START Data excerpts
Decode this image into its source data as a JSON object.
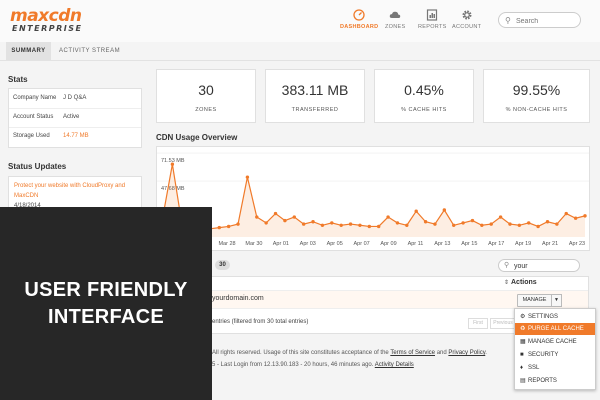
{
  "header": {
    "logo_top": "maxcdn",
    "logo_bottom": "ENTERPRISE",
    "nav": [
      {
        "label": "DASHBOARD",
        "icon": "dashboard-icon"
      },
      {
        "label": "ZONES",
        "icon": "cloud-icon"
      },
      {
        "label": "REPORTS",
        "icon": "reports-icon"
      },
      {
        "label": "ACCOUNT",
        "icon": "gear-icon"
      }
    ],
    "search_placeholder": "Search",
    "accent_color": "#f07a2a"
  },
  "tabs": [
    "SUMMARY",
    "ACTIVITY STREAM"
  ],
  "stats": {
    "title": "Stats",
    "rows": [
      {
        "key": "Company Name",
        "value": "J D Q&A"
      },
      {
        "key": "Account Status",
        "value": "Active"
      },
      {
        "key": "Storage Used",
        "value": "14.77 MB"
      }
    ]
  },
  "status_updates": {
    "title": "Status Updates",
    "link": "Protect your website with CloudProxy and MaxCDN",
    "date": "4/18/2014"
  },
  "kpis": [
    {
      "value": "30",
      "label": "ZONES"
    },
    {
      "value": "383.11 MB",
      "label": "TRANSFERRED"
    },
    {
      "value": "0.45%",
      "label": "% CACHE HITS"
    },
    {
      "value": "99.55%",
      "label": "% NON-CACHE HITS"
    }
  ],
  "chart_title": "CDN Usage Overview",
  "chart_data": {
    "type": "area",
    "yticks": [
      "71.53 MB",
      "47.68 MB"
    ],
    "ytick_values": [
      71.53,
      47.68
    ],
    "ylim": [
      0,
      75
    ],
    "x_labels": [
      "Mar 28",
      "Mar 30",
      "Apr 01",
      "Apr 03",
      "Apr 05",
      "Apr 07",
      "Apr 09",
      "Apr 11",
      "Apr 13",
      "Apr 15",
      "Apr 17",
      "Apr 19",
      "Apr 21",
      "Apr 23"
    ],
    "series": [
      {
        "color": "#f07a2a",
        "values": [
          18,
          62,
          12,
          9,
          10,
          7,
          8,
          9,
          11,
          51,
          17,
          12,
          20,
          14,
          17,
          11,
          13,
          10,
          12,
          10,
          11,
          10,
          9,
          9,
          17,
          12,
          10,
          22,
          13,
          11,
          23,
          10,
          12,
          14,
          10,
          11,
          17,
          11,
          10,
          12,
          9,
          13,
          11,
          20,
          16,
          18
        ]
      }
    ]
  },
  "table": {
    "count": "30",
    "search_value": "your",
    "actions_header": "Actions",
    "row_domain": "yourdomain.com",
    "manage_label": "MANAGE",
    "info": "entries (filtered from 30 total entries)",
    "pager": [
      "First",
      "Previous"
    ]
  },
  "dropdown": [
    {
      "label": "SETTINGS",
      "icon": "gear-icon"
    },
    {
      "label": "PURGE ALL CACHE",
      "icon": "trash-icon",
      "active": true
    },
    {
      "label": "MANAGE CACHE",
      "icon": "grid-icon"
    },
    {
      "label": "SECURITY",
      "icon": "lock-icon"
    },
    {
      "label": "SSL",
      "icon": "ssl-icon"
    },
    {
      "label": "REPORTS",
      "icon": "reports-icon"
    }
  ],
  "footer": {
    "line1_prefix": "All rights reserved. Usage of this site constitutes acceptance of the",
    "tos": "Terms of Service",
    "and": "and",
    "privacy": "Privacy Policy",
    "line2_prefix": "5 - Last Login from 12.13.90.183 - 20 hours, 46 minutes ago.",
    "activity": "Activity Details"
  },
  "overlay": {
    "line1": "USER FRIENDLY",
    "line2": "INTERFACE"
  }
}
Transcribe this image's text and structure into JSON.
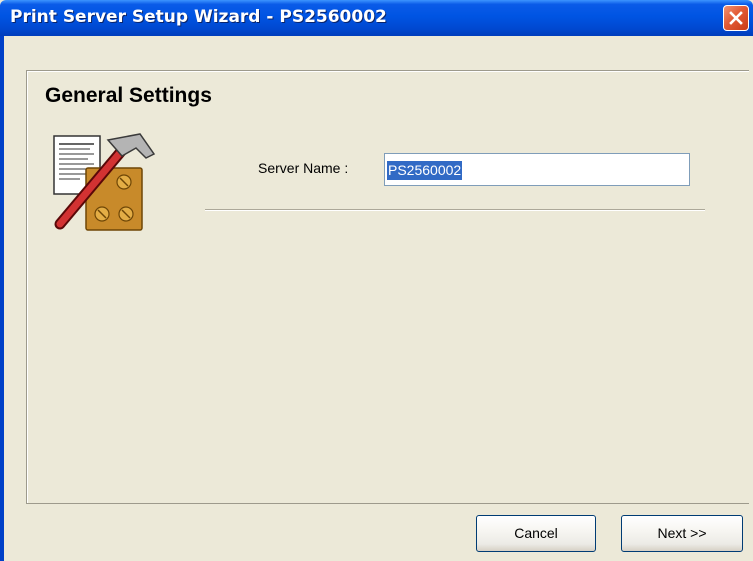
{
  "window": {
    "title": "Print Server Setup Wizard - PS2560002",
    "close_icon": "close-icon"
  },
  "page": {
    "heading": "General Settings",
    "icon": "wizard-settings-icon"
  },
  "form": {
    "server_name_label": "Server Name :",
    "server_name_value": "PS2560002"
  },
  "buttons": {
    "cancel_label": "Cancel",
    "next_label": "Next >>"
  },
  "colors": {
    "titlebar": "#0054e3",
    "window_bg": "#ece9d8",
    "selection": "#316ac5",
    "close_button": "#e25a35"
  }
}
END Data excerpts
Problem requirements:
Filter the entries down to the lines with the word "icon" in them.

Written reply:
        "icon": "dashboard-icon"
        "icon": "cloud-icon"
        "icon": "reports-icon"
        "icon": "gear-icon"
      "icon": "gear-icon"
      "icon": "trash-icon",
      "icon": "grid-icon"
      "icon": "lock-icon"
      "icon": "ssl-icon"
      "icon": "reports-icon"
    "close_icon": "close-icon"
    "icon": "wizard-settings-icon"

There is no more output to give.